There are numerous business houses in India that have survived many decades and some of them are older than 100 years. The founding fathers of these businesses had such a great vision and foresight of how their businesses needed to survive long years in the interest of community and economy of the nation. They had built their business on a strong foundation of values – ethical, social relevance, economical sustenance and environmental awareness. A sustainable business does not need any newer definition of Corporate Governance. These Corporate houses and the then Indian Governments co-existed so purposefully, unmindful of global competitions and resource crunch. The unselfish entrepreneurism of the founders, always keeping the consumers in mind, amply underlines the need for businesses to be always customer and people centric. They created lakhs of employment opportunities for successive generations to earn, live, thrive and prosper.
Business sustainability is the buzz word today in the corporate world but every business must be aware that there are business groups and entities like Birla Group, Wadia Group, Times of India, Shalimar Paints, TATA Group, Shapoorji Pallonji Group, Dabur, Kirloskar Group, Godrej & Boyce, ITC, TVS Group, SBI etc are living examples on how they have sustained their existence over many decades.
Not with standing two World Wars, the Great Global depression, India’s independence struggle, the population growth, the licence-permit raj, controls on foreign exchange and expansion, and the reforms of the 1990s: a handful of Indian companies have seen it all, and adapted along the way to do well. India has around three dozen century-old companies that are listed and still actively traded. One will be surprised to see such a long list of corporations that have weathered many storms and are still standing tall as a true testimony to the indomitable spirit of their leaders, their business acumen and ethical mind set.

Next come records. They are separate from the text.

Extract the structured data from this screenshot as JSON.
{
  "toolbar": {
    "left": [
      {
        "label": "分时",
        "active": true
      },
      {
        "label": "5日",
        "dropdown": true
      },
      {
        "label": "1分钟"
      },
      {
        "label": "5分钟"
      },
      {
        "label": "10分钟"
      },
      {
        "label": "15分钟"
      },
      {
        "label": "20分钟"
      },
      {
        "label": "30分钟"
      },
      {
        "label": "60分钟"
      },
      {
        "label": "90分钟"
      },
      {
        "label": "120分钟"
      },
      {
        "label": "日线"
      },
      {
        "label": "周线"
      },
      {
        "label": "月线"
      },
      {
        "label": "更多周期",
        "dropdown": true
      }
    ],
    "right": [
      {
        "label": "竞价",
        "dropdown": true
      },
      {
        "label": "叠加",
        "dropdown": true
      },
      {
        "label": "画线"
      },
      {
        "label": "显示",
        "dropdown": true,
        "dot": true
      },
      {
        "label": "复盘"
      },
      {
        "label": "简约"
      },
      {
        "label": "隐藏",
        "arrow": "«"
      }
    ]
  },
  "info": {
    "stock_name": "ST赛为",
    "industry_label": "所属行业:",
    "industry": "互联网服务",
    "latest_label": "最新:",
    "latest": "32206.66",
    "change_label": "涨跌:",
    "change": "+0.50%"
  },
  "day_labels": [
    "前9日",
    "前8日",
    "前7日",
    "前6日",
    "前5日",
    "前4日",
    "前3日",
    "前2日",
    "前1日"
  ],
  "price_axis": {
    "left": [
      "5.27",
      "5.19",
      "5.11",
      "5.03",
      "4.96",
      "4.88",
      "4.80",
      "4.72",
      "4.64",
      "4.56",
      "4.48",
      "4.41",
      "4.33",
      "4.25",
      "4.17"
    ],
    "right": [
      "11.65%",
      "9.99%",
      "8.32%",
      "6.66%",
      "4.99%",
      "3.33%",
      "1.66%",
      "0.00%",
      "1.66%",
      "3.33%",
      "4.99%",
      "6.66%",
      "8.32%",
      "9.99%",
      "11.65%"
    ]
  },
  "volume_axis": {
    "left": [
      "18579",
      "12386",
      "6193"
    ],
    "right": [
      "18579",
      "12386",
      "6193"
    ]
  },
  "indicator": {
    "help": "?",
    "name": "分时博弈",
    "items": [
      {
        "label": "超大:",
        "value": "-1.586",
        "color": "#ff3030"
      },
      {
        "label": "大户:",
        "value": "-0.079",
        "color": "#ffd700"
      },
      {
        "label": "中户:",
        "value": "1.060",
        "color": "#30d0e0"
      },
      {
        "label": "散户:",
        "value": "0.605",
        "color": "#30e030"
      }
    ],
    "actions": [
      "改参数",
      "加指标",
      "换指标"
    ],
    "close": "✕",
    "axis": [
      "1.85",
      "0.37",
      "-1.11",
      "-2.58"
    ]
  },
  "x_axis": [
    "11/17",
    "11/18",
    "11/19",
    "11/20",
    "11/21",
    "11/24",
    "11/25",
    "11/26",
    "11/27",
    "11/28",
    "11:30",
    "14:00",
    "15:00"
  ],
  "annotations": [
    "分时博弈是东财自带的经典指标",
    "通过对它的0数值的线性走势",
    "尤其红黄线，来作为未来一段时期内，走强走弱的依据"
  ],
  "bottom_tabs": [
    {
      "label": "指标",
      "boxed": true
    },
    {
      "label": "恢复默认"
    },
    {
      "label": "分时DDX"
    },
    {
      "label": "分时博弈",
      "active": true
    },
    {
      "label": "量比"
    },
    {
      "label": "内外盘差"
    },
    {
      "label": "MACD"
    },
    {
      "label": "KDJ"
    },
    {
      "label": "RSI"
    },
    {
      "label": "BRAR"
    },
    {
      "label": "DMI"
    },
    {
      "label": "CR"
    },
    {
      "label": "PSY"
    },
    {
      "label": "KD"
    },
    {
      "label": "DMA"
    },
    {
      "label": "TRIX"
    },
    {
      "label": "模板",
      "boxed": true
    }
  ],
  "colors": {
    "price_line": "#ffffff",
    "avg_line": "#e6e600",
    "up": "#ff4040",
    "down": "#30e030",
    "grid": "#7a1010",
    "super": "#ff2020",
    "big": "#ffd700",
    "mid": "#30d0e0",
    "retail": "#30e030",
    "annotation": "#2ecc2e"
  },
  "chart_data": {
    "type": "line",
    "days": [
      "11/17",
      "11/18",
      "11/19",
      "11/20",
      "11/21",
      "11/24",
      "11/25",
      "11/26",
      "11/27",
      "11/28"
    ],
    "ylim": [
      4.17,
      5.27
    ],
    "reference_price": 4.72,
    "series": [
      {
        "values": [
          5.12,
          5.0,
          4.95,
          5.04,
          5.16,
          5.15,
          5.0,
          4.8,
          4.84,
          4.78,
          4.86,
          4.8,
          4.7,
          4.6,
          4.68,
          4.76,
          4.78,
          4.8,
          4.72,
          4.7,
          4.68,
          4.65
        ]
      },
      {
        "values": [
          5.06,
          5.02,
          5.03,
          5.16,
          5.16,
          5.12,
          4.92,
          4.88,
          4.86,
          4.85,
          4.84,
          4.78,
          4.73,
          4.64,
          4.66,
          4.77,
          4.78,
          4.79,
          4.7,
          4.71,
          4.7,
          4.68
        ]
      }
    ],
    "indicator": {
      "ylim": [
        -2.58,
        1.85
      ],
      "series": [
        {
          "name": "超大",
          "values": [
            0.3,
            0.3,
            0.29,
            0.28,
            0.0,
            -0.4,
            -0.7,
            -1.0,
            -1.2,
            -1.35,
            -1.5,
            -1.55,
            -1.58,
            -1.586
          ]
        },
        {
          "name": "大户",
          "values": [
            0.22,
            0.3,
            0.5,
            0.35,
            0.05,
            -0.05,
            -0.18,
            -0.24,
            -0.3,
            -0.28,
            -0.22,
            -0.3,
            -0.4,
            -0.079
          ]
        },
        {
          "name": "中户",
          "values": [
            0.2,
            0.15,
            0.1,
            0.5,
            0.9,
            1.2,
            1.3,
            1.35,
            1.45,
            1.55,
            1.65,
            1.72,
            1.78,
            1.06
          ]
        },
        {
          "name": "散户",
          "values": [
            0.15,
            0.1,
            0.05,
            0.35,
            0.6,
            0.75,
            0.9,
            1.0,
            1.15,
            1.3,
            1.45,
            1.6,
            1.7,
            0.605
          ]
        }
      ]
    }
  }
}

“Response to change is the first condition for survival in business,” says Dwijendra Tripathi, a former IIM professor who authored The Oxford History of Indian Business